Microsoft issues out-of-cycle fix for critical Windows RPC fault
If the Vista kernel can't be spoofed, it appears some of its key Internet Protocol kernel drivers can be. An IBM security division discovered the problem, and this morning, Microsoft issued what it hopes will be a fix.
A division of IBM involved with security research is being credited for having discovered a seriously exploitable vulnerability in both Windows XP and Windows Vista. The subject this time around deals with two critical components used by the TCP/IP stack: Internet Group Management Protocol (IGMP) and Multicast Listener Discovery (MLD) for IPv6, the latter applying only to Vista.
Neither of these components have been immune to vulnerabilities in the past, though the implication from both IBM and Microsoft today was that this particular exploit, discovered by ISS last August, may in fact be somewhat novel in its approach.
The basic concept is not new, though: Intentionally malformed packets for Source Specific Multicasting for MLD, or similarly malformed packets for IGMP, can trigger the TCP/IP kernel driver to execute arbitrary code. As if to drum the issue home, an ISS advisory stated that theoretically such arbitrary code could come in from the outside, and could potentially be one of the many variants of the dreaded Storm Worm.
Just the mention of that sends shivers through the security community, which is why some security engineering firms today issued press releases saying their products already protect against this vulnerability because they can detect the Storm Worm.
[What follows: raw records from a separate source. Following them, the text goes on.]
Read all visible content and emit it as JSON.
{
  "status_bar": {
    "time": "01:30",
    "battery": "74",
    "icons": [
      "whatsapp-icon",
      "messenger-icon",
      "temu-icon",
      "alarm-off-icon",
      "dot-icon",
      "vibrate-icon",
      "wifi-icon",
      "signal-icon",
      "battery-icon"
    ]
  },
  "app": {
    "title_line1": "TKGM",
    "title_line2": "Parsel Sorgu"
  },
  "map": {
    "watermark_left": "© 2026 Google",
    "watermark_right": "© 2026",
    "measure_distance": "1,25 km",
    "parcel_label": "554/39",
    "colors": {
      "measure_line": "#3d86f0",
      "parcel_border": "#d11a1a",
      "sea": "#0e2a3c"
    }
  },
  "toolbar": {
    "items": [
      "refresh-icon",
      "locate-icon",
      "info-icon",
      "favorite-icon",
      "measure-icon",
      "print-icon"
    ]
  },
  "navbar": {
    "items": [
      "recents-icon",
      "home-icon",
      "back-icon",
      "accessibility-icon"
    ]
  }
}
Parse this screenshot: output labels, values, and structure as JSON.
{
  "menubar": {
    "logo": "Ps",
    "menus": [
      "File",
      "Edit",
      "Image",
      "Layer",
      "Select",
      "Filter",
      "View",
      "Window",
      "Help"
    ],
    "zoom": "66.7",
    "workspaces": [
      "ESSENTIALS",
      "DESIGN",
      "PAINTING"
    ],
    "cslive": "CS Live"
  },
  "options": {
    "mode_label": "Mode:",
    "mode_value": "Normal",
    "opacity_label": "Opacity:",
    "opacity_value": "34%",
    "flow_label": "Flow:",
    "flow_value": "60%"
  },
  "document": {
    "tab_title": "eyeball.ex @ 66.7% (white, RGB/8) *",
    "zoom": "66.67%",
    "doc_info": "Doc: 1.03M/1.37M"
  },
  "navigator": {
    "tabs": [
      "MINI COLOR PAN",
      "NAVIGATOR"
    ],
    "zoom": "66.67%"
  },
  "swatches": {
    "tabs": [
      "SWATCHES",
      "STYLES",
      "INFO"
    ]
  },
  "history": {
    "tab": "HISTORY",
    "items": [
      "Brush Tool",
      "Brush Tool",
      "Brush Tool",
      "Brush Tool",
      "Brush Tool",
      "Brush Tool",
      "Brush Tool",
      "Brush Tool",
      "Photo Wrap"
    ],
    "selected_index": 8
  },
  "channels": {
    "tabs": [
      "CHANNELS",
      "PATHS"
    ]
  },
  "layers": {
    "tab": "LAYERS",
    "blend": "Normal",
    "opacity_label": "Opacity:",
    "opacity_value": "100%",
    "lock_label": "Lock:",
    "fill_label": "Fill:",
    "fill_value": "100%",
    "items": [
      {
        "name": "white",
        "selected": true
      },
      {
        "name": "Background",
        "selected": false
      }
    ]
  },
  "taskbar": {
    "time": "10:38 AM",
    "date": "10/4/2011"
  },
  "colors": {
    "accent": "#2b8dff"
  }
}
Such is likely not the case.
"An attacker does not need to invoke any kind of user interaction to exploit this vulnerability," reads an ISS bulletin updated this morning. "The lack of user interaction, widespread availability of the protocols, and the possibility of complete compromise of targeted systems means that administrators should treat this vulnerability as highly critical."
Microsoft's security update for both vulnerabilities was posted this morning to TechNet.